ACTIVITY
Each entry has to be set down again with no alteration.

INFORMATION
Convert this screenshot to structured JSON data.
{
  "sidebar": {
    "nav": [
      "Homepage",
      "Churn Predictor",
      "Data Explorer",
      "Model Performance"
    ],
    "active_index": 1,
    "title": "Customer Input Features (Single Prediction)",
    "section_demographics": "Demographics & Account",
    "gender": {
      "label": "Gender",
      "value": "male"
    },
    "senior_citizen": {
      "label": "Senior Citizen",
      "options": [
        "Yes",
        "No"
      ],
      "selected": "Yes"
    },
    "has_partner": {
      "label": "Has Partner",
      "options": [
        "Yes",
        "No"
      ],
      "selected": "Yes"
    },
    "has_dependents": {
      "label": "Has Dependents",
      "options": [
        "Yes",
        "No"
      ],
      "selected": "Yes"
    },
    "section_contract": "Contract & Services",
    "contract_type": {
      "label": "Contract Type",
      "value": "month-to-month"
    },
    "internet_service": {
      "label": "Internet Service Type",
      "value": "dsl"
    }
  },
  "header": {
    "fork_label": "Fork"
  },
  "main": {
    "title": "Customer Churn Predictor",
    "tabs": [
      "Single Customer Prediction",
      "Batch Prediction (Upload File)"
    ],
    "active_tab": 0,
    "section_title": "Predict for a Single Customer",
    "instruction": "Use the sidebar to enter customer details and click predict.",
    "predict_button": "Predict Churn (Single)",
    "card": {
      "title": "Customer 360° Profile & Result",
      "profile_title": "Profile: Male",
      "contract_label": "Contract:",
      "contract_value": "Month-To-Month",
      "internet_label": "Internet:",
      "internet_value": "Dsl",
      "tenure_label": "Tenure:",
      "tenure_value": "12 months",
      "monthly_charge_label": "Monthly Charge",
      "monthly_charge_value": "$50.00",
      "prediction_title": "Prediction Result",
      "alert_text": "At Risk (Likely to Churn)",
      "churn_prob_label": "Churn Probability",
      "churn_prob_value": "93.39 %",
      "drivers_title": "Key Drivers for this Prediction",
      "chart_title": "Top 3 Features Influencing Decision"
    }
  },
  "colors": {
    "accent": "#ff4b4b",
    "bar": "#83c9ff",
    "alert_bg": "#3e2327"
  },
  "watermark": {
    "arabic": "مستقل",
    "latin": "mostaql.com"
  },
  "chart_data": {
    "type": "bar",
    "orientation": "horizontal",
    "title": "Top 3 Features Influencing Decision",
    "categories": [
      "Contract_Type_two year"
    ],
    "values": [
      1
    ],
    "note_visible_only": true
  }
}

FINISHED TASK
Convert this screenshot to structured JSON data.
{
  "sidebar": {
    "nav": [
      "Homepage",
      "Churn Predictor",
      "Data Explorer",
      "Model Performance"
    ],
    "active_index": 1,
    "title": "Customer Input Features (Single Prediction)",
    "section_demographics": "Demographics & Account",
    "gender": {
      "label": "Gender",
      "value": "male"
    },
    "senior_citizen": {
      "label": "Senior Citizen",
      "options": [
        "Yes",
        "No"
      ],
      "selected": "Yes"
    },
    "has_partner": {
      "label": "Has Partner",
      "options": [
        "Yes",
        "No"
      ],
      "selected": "Yes"
    },
    "has_dependents": {
      "label": "Has Dependents",
      "options": [
        "Yes",
        "No"
      ],
      "selected": "Yes"
    },
    "section_contract": "Contract & Services",
    "contract_type": {
      "label": "Contract Type",
      "value": "month-to-month"
    },
    "internet_service": {
      "label": "Internet Service Type",
      "value": "dsl"
    }
  },
  "header": {
    "fork_label": "Fork"
  },
  "main": {
    "title": "Customer Churn Predictor",
    "tabs": [
      "Single Customer Prediction",
      "Batch Prediction (Upload File)"
    ],
    "active_tab": 0,
    "section_title": "Predict for a Single Customer",
    "instruction": "Use the sidebar to enter customer details and click predict.",
    "predict_button": "Predict Churn (Single)",
    "card": {
      "title": "Customer 360° Profile & Result",
      "profile_title": "Profile: Male",
      "contract_label": "Contract:",
      "contract_value": "Month-To-Month",
      "internet_label": "Internet:",
      "internet_value": "Dsl",
      "tenure_label": "Tenure:",
      "tenure_value": "12 months",
      "monthly_charge_label": "Monthly Charge",
      "monthly_charge_value": "$50.00",
      "prediction_title": "Prediction Result",
      "alert_text": "At Risk (Likely to Churn)",
      "churn_prob_label": "Churn Probability",
      "churn_prob_value": "93.39 %",
      "drivers_title": "Key Drivers for this Prediction",
      "chart_title": "Top 3 Features Influencing Decision"
    }
  },
  "colors": {
    "accent": "#ff4b4b",
    "bar": "#83c9ff",
    "alert_bg": "#3e2327"
  },
  "watermark": {
    "arabic": "مستقل",
    "latin": "mostaql.com"
  },
  "chart_data": {
    "type": "bar",
    "orientation": "horizontal",
    "title": "Top 3 Features Influencing Decision",
    "categories": [
      "Contract_Type_two year"
    ],
    "values": [
      1
    ],
    "note_visible_only": true
  }
}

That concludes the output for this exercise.